In most developed countries, paper consumption has quickly been reduced as digital resources have offered a more efficient alternative to the traditional pen and paper. However, digital technologies are used neither equally nor to their fullest extent around the world. In many African countries, for example, a 5GB movie could take hours to download. In Singapore, however, that same 5GB movie could be downloaded in less than 12 minutes. As a continent, Africa’s access to high bandwidth internet ranks among some of the lowest compared to the rest of the world. In a growing digital age, it is nearly impossible to thrive when the minimum technological requirements are not met as a continent.
Internet Access in Africa
According to InternetWorldStats, roughly 39% of Africa’s entire population had access to the internet as of December 2019. As of 2019, “17.8% of households in Africa had internet access at home“, and “10.7% of households in Africa had a computer.” These percentages might seem low considering that computer technology is more prevalent than ever before. In Africa, however, high-quality internet access is a luxury many people cannot afford.
Barriers to Internet Access
Affordability is the biggest issue concerning internet access in Africa. Internet access in many African countries is expensive compared to countries outside of the continent. Africa as a whole has the least affordable internet prices on the planet. In the Alliance for Affordable Internet’s annual affordability report for 2019, it stated that “across Africa, the average cost for just 1GB data is 7.12% of the average monthly salary.” To put it in perspective, if the average U.S. consumer had to pay 7.12% of his or her average monthly salary for internet access, it would cost nearly $373 per month to access only 1GB of data.
Although the amount of people who have high bandwidth internet access in Africa is low today, numerous organizations are working to close the continent’s digital divide. For instance, an initiative called the Africa Digital Moonshot aims to digitally connect all facets of life in Africa by 2030. Some of the “Moonshot Objectives” include:
Establishing more digital infrastructure
Teaching basic digital skills and literacy
Increasing the amount digital platforms
Making Digital financial services more accessible
Expanding upon digital entrepreneurship
To see this dream come to fruition, the Broadband Commission for Sustainable Development laid out the first goal for the initiative in a past report: doubling Africa’s broadband connectivity from its current number by 2021. If this is achieved by next year, the plan to implement good quality, universal internet access in Africa by 2030 is on schedule.
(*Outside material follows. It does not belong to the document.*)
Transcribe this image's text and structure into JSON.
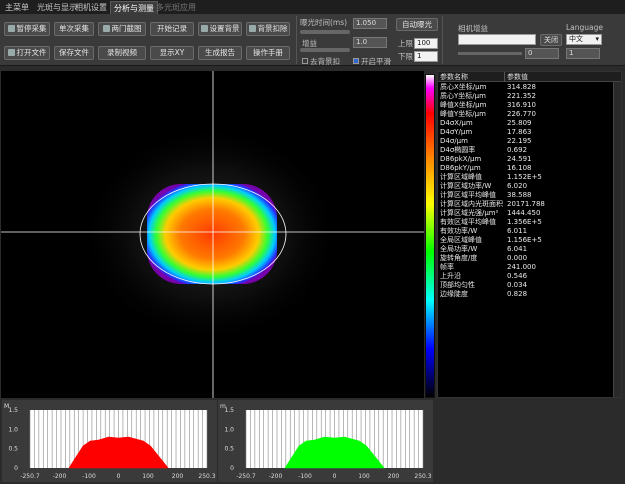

Although these developments are necessary for improving internet access in Africa, they come with a hefty price tag, since roughly $100 billion is needed to cover numerous implementations (such as infrastructure, legal costs and network management.) Even though the goal hasn’t been achieved yet, internet access rates in Africa are moving in a positive direction. Moreover, the Broadband Commission for Sustainable Development is closer than ever to reaching its Seven 2025 Targets for worldwide, universal high bandwidth internet access.
The Economy and Internet Access
Experts also have stressed the critical role high bandwidth internet access in Africa will have for boosting Africa’s economy in the future. Makhtar Diop, the World Banks’ Vice President for Infrastructure, stated that “the digital agenda is first and foremost a growth and jobs agenda.” He goes on to explain that “broadening internet access means creating millions of job opportunities.” When it comes to job creation, universal internet access not only improves domestic business but it also allows for more participation in marketplaces worldwide. For many Africa countries, e-commerce is heavily underutilized, but installing suitable, accessible internet throughout the continent can make conducting e-commerce internationally a top priority for most African businesses.
Given the positive progress Africa has made over the past 20 years concerning internet access, many are optimistic about the continent’s online presence development for the near future. E-commerce, telehealth, mobile education and many other virtual alternatives are slowly becoming more prevalent throughout Africa. The necessary first steps toward improving internet access in Africa have yielded positive results, and these plans for improving access are only the beginning of the continent’s untapped digital potential.
– Maxwell Karibian